Many observations in and model simulations for northern basins have confirmed an increased streamflow from degrading permafrost, while the streamflow has declined in the source area of the Yellow River (SAYR, above the Tanag hydrological station) on the northeastern Qinghai-Tibet Plateau, West China. How and to what extent does the degrading permafrost change the flow in the SAYR? According to seasonal regimes of hydrological processes, the SAYR is divided into four sub-basins with varied permafrost extents to detect impacts of permafrost degradation on the Yellow River streamflow. Results show that permafrost degradation may have released appreciable meltwater for recharging groundwater.
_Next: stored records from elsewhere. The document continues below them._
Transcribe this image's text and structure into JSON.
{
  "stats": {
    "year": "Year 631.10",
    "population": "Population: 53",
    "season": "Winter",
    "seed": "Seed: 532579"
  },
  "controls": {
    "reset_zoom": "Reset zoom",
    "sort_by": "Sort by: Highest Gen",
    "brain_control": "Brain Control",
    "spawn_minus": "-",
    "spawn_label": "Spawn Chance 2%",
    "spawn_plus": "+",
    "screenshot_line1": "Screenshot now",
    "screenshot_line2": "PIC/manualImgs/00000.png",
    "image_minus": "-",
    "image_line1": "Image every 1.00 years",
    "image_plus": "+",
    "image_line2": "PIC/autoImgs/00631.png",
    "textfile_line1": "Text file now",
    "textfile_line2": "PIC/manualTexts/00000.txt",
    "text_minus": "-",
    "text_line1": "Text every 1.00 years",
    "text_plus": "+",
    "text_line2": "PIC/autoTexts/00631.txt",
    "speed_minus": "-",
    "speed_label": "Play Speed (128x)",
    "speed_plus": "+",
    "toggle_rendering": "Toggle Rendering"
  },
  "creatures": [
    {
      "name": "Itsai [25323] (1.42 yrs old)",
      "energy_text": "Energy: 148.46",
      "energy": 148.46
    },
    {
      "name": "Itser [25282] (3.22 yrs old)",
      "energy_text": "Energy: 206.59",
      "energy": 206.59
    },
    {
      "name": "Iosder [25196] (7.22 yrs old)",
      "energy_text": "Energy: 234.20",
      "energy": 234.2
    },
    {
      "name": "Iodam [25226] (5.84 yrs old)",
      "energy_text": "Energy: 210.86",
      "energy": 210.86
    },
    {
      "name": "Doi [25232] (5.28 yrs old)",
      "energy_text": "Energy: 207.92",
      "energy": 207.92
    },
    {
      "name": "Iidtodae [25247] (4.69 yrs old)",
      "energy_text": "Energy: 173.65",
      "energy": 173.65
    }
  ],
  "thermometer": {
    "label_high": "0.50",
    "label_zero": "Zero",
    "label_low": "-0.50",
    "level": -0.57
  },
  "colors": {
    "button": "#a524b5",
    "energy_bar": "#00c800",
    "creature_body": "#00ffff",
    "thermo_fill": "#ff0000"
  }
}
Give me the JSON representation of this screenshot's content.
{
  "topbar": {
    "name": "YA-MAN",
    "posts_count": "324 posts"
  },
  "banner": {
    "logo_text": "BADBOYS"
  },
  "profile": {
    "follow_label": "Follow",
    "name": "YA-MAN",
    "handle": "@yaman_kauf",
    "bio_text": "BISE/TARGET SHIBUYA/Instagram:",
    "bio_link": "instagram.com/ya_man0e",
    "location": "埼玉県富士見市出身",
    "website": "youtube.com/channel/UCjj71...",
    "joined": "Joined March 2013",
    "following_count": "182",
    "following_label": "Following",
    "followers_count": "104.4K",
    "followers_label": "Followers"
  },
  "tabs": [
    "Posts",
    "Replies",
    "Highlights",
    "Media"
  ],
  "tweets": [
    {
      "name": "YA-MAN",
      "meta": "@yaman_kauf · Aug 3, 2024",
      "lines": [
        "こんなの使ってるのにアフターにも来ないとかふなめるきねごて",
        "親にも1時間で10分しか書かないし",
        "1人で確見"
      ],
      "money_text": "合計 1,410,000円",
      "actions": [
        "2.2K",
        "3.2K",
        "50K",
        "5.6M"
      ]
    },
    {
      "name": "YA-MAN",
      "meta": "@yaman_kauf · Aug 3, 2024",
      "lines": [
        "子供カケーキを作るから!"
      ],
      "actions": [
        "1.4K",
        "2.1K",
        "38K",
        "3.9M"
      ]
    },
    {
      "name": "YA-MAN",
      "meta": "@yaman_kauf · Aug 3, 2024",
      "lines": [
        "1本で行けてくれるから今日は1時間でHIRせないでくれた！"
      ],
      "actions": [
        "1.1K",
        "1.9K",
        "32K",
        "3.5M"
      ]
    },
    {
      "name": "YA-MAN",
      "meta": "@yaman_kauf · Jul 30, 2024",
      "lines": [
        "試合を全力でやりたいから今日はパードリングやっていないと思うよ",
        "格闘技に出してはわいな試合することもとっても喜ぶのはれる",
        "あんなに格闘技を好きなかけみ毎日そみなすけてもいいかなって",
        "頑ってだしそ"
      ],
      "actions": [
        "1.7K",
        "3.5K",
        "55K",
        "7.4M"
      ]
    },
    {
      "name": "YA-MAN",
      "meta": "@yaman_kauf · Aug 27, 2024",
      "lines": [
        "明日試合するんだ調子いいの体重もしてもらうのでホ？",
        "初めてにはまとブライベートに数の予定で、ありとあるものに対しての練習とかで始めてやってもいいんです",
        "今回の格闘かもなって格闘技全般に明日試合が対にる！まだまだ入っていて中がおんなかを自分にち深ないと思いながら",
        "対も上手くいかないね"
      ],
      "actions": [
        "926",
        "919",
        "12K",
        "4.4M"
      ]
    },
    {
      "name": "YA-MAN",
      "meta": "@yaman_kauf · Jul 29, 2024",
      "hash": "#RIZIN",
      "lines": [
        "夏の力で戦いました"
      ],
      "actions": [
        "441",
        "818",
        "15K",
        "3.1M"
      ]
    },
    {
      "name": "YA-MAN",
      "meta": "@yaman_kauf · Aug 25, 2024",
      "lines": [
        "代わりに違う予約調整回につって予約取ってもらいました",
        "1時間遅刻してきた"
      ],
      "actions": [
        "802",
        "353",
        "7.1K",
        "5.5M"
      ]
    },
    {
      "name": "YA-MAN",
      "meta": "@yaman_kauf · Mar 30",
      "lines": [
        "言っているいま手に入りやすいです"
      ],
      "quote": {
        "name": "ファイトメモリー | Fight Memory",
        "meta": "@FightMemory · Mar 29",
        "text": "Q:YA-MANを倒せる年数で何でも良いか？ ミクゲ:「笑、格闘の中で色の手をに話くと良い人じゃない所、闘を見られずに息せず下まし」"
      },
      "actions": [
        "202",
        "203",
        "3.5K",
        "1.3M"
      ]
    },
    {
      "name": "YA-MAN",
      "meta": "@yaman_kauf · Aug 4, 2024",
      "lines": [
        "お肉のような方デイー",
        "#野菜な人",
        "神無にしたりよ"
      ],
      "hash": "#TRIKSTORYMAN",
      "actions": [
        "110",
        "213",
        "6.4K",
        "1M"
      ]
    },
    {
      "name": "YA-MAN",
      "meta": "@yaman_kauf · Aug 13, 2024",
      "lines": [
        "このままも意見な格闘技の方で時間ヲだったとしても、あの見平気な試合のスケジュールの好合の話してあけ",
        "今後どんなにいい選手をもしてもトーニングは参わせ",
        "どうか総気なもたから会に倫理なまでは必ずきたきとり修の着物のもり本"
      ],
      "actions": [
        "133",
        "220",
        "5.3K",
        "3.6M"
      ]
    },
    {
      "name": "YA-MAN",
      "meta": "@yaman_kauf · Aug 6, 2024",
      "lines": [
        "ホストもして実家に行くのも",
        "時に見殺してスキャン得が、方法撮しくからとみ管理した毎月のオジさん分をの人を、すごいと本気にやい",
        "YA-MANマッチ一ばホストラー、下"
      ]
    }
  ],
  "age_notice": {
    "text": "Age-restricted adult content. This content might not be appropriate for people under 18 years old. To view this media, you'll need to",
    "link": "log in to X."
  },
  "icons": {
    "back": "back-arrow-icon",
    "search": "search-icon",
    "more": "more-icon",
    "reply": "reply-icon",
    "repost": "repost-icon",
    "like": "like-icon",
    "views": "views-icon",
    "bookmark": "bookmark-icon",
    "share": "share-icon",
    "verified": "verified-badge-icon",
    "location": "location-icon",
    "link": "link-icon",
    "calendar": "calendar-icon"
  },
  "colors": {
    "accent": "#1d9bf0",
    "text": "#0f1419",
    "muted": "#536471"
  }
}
The potential release rate of ground-ice melt-water in the Sub-basin 1 (the headwater area of the Yellow River (HAYR), above the Huangheyan hydrological station) is the highest (5.6 mm per year), contributing to 14.4% of the annual Yellow River streamflow at Huangheyan. Seasonal/intra- and annual shifts of streamflow, a possible signal for the marked alteration of hydrological processes by permafrost degradation, is observed in the HAYR, but the shifts are minor in other sub-basins in the SAYR. Improved hydraulic connectivity is expected to occur during and after certain degrees of permafrost degradation. Direct impacts of permafrost degradation on the annual Yellow River streamflow in the SAYR at Tanag, i.e., from the meltwater of ground-ice, is estimated at 4.9% that of the annual Yellow River discharge at Tanag, yet with a high uncertainty, due to neglecting of the improved hydraulic connections from permafrost degradation and the flow generation conditions for the ground-ice meltwater. Enhanced evapotranspiration, substantial weakening of the Southwest China Autumn Rain, and anthropogenic disturbances may largely account for the declined streamflow in the SAYR.
- Permafrost degradation
- Source area of Yellow River (SAYR)
- Streamflow patterns
- Warming climate